· Knead a soft dough- Many people make the mistake of kneading the dough in a hurry and add insufficient water. An appropriate amount of water needs to be added to knead a soft and smooth dough. You can also add lukewarm water and knead for at least 15 minutes. Leaving it to rise for 20–30 minutes will make it easier and softer to roll.
After the dough is kneaded, make small balls of the dough and bring the dough to circular shape with the help of rolling pin. Now put the first side on the flame until the chapati is puffed. If it is not puffing properly press it with a spoon. Once the chapati is ready you can store them one above the other. This will help to reduce the chance of moisture loss. You can eat them with vegetable curry, whenever you wish.
Once I had learnt how to prepare the chapatis, most of my problems were over. I could prepare whatever curry I wanted and have with either rice or the chapati. As opposed to the earlier days; it was only sometimes that I used to have food outside, that too for a change of flavor.
After a few days I became lazy again, and decided that I would prepare dinner only at home and have lunch in the office canteen, because it was very difficult to get up early and prepare lunch.
So I can say that in two months I was able to manage to prepare food, though not as good as a professional. But it is fine, as I was not preparing to compete for master chef competition and the food was meant for my consumption.

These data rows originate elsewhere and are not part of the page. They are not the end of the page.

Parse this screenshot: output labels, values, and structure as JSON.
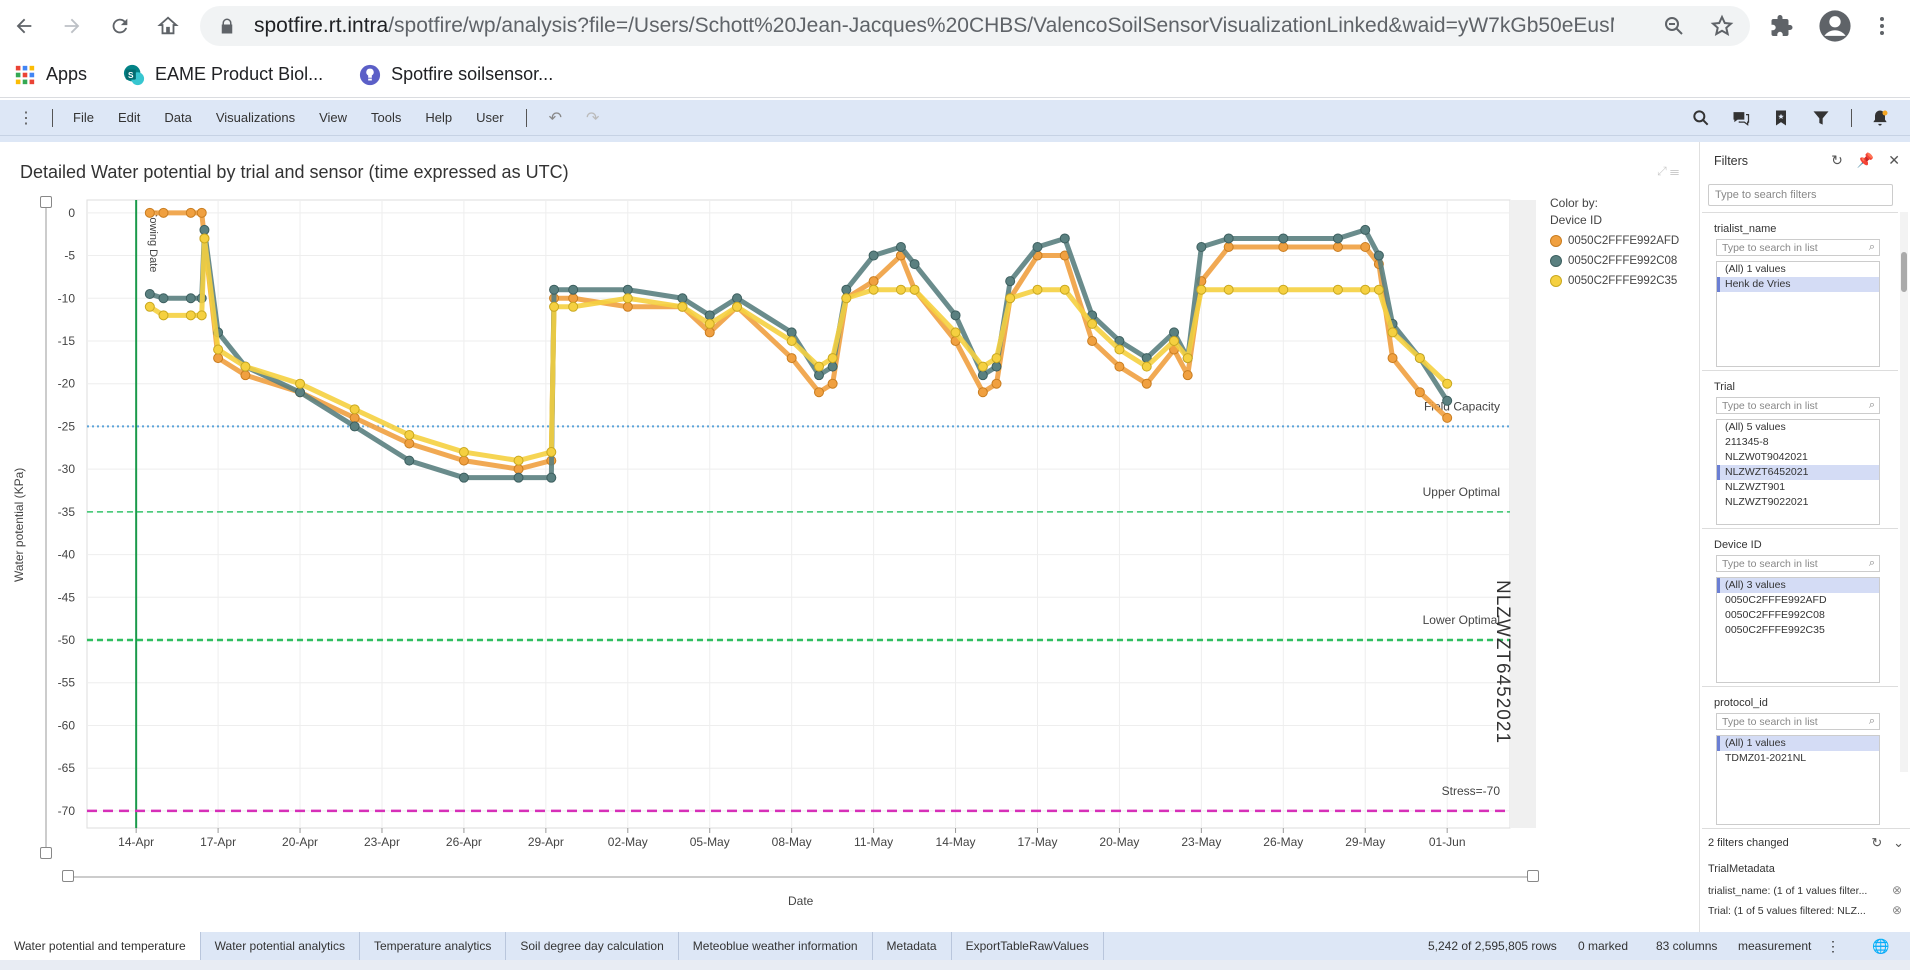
{
  "browser": {
    "url_host": "spotfire.rt.intra",
    "url_path": "/spotfire/wp/analysis?file=/Users/Schott%20Jean-Jacques%20CHBS/ValencoSoilSensorVisualizationLinked&waid=yW7kGb50eEusMvv...",
    "bookmarks": [
      {
        "label": "Apps",
        "icon": "apps-grid-icon"
      },
      {
        "label": "EAME Product Biol...",
        "icon": "sharepoint-icon"
      },
      {
        "label": "Spotfire soilsensor...",
        "icon": "spotfire-icon"
      }
    ]
  },
  "menubar": {
    "items": [
      "File",
      "Edit",
      "Data",
      "Visualizations",
      "View",
      "Tools",
      "Help",
      "User"
    ]
  },
  "viz": {
    "title": "Detailed Water potential by trial and sensor (time expressed as UTC)",
    "ylabel": "Water potential (KPa)",
    "xlabel": "Date",
    "trellis": "NLZWZT6452021",
    "legend_title": "Color by:",
    "legend_sub": "Device ID",
    "sowing_label": "Sowing Date",
    "ref_lines": [
      {
        "label": "Field Capacity",
        "value": -25,
        "color": "#5ba3d9"
      },
      {
        "label": "Upper Optimal",
        "value": -35,
        "color": "#35c46a"
      },
      {
        "label": "Lower Optimal",
        "value": -50,
        "color": "#2fbf5f"
      },
      {
        "label": "Stress=-70",
        "value": -70,
        "color": "#d62fb8"
      }
    ]
  },
  "chart_data": {
    "type": "line",
    "title": "Detailed Water potential by trial and sensor (time expressed as UTC)",
    "xlabel": "Date",
    "ylabel": "Water potential (KPa)",
    "ylim": [
      -72,
      1.5
    ],
    "yticks": [
      0,
      -5,
      -10,
      -15,
      -20,
      -25,
      -30,
      -35,
      -40,
      -45,
      -50,
      -55,
      -60,
      -65,
      -70
    ],
    "x_tick_labels": [
      "14-Apr",
      "17-Apr",
      "20-Apr",
      "23-Apr",
      "26-Apr",
      "29-Apr",
      "02-May",
      "05-May",
      "08-May",
      "11-May",
      "14-May",
      "17-May",
      "20-May",
      "23-May",
      "26-May",
      "29-May",
      "01-Jun"
    ],
    "x_tick_days": [
      0,
      3,
      6,
      9,
      12,
      15,
      18,
      21,
      24,
      27,
      30,
      33,
      36,
      39,
      42,
      45,
      48
    ],
    "xlim_days": [
      -1.8,
      50.3
    ],
    "grid": true,
    "legend": "top-right",
    "series": [
      {
        "name": "0050C2FFFE992AFD",
        "color": "#f0a040",
        "x": [
          0.5,
          1,
          2,
          2.4,
          2.5,
          3,
          4,
          6,
          8,
          10,
          12,
          14,
          15.2,
          15.3,
          16,
          18,
          20,
          21,
          22,
          24,
          25,
          25.5,
          26,
          27,
          28,
          28.5,
          30,
          31,
          31.5,
          32,
          33,
          34,
          35,
          36,
          37,
          38,
          38.5,
          39,
          40,
          42,
          44,
          45,
          45.5,
          46,
          47,
          48
        ],
        "y": [
          0,
          0,
          0,
          0,
          -3,
          -17,
          -19,
          -21,
          -24,
          -27,
          -29,
          -30,
          -29,
          -10,
          -10,
          -11,
          -11,
          -14,
          -11,
          -17,
          -21,
          -20,
          -10,
          -8,
          -5,
          -9,
          -15,
          -21,
          -20,
          -10,
          -5,
          -5,
          -15,
          -18,
          -20,
          -16,
          -19,
          -8,
          -4,
          -4,
          -4,
          -4,
          -6,
          -17,
          -21,
          -24
        ]
      },
      {
        "name": "0050C2FFFE992C08",
        "color": "#5a8080",
        "x": [
          0.5,
          1,
          2,
          2.4,
          2.5,
          3,
          4,
          6,
          8,
          10,
          12,
          14,
          15.2,
          15.3,
          16,
          18,
          20,
          21,
          22,
          24,
          25,
          25.5,
          26,
          27,
          28,
          28.5,
          30,
          31,
          31.5,
          32,
          33,
          34,
          35,
          36,
          37,
          38,
          38.5,
          39,
          40,
          42,
          44,
          45,
          45.5,
          46,
          47,
          48
        ],
        "y": [
          -9.5,
          -10,
          -10,
          -10,
          -2,
          -14,
          -18,
          -21,
          -25,
          -29,
          -31,
          -31,
          -31,
          -9,
          -9,
          -9,
          -10,
          -12,
          -10,
          -14,
          -19,
          -18,
          -9,
          -5,
          -4,
          -6,
          -12,
          -19,
          -18,
          -8,
          -4,
          -3,
          -12,
          -15,
          -17,
          -14,
          -17,
          -4,
          -3,
          -3,
          -3,
          -2,
          -5,
          -13,
          -17,
          -22
        ]
      },
      {
        "name": "0050C2FFFE992C35",
        "color": "#f5d040",
        "x": [
          0.5,
          1,
          2,
          2.4,
          2.5,
          3,
          4,
          6,
          8,
          10,
          12,
          14,
          15.2,
          15.3,
          16,
          18,
          20,
          21,
          22,
          24,
          25,
          25.5,
          26,
          27,
          28,
          28.5,
          30,
          31,
          31.5,
          32,
          33,
          34,
          35,
          36,
          37,
          38,
          38.5,
          39,
          40,
          42,
          44,
          45,
          45.5,
          46,
          47,
          48
        ],
        "y": [
          -11,
          -12,
          -12,
          -12,
          -3,
          -16,
          -18,
          -20,
          -23,
          -26,
          -28,
          -29,
          -28,
          -11,
          -11,
          -10,
          -11,
          -13,
          -11,
          -15,
          -18,
          -17,
          -10,
          -9,
          -9,
          -9,
          -14,
          -18,
          -17,
          -10,
          -9,
          -9,
          -13,
          -16,
          -18,
          -15,
          -17,
          -9,
          -9,
          -9,
          -9,
          -9,
          -9,
          -14,
          -17,
          -20
        ]
      }
    ]
  },
  "filters": {
    "title": "Filters",
    "search_placeholder": "Type to search filters",
    "groups": [
      {
        "name": "trialist_name",
        "placeholder": "Type to search in list",
        "items": [
          {
            "label": "(All) 1 values",
            "selected": false
          },
          {
            "label": "Henk de Vries",
            "selected": true
          }
        ]
      },
      {
        "name": "Trial",
        "placeholder": "Type to search in list",
        "items": [
          {
            "label": "(All) 5 values",
            "selected": false
          },
          {
            "label": "211345-8",
            "selected": false
          },
          {
            "label": "NLZW0T9042021",
            "selected": false
          },
          {
            "label": "NLZWZT6452021",
            "selected": true
          },
          {
            "label": "NLZWZT901",
            "selected": false
          },
          {
            "label": "NLZWZT9022021",
            "selected": false
          }
        ]
      },
      {
        "name": "Device ID",
        "placeholder": "Type to search in list",
        "items": [
          {
            "label": "(All) 3 values",
            "selected": true
          },
          {
            "label": "0050C2FFFE992AFD",
            "selected": false
          },
          {
            "label": "0050C2FFFE992C08",
            "selected": false
          },
          {
            "label": "0050C2FFFE992C35",
            "selected": false
          }
        ]
      },
      {
        "name": "protocol_id",
        "placeholder": "Type to search in list",
        "items": [
          {
            "label": "(All) 1 values",
            "selected": true
          },
          {
            "label": "TDMZ01-2021NL",
            "selected": false
          }
        ]
      }
    ],
    "changed": "2 filters changed",
    "metadata_title": "TrialMetadata",
    "metadata_rows": [
      "trialist_name: (1 of 1 values filter...",
      "Trial: (1 of 5 values filtered: NLZ..."
    ]
  },
  "tabs": {
    "items": [
      "Water potential and temperature",
      "Water potential analytics",
      "Temperature analytics",
      "Soil degree day calculation",
      "Meteoblue weather information",
      "Metadata",
      "ExportTableRawValues"
    ],
    "active_index": 0
  },
  "status": {
    "rows": "5,242 of 2,595,805 rows",
    "marked": "0 marked",
    "columns": "83 columns",
    "table": "measurement"
  }
}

The only regret is that I have not prepared any of the sweet dishes which I am very fond of.It is not too difficult to prepare them, but where is the time? Still I have a hope that one day I would prepare the desserts too and write about my experience.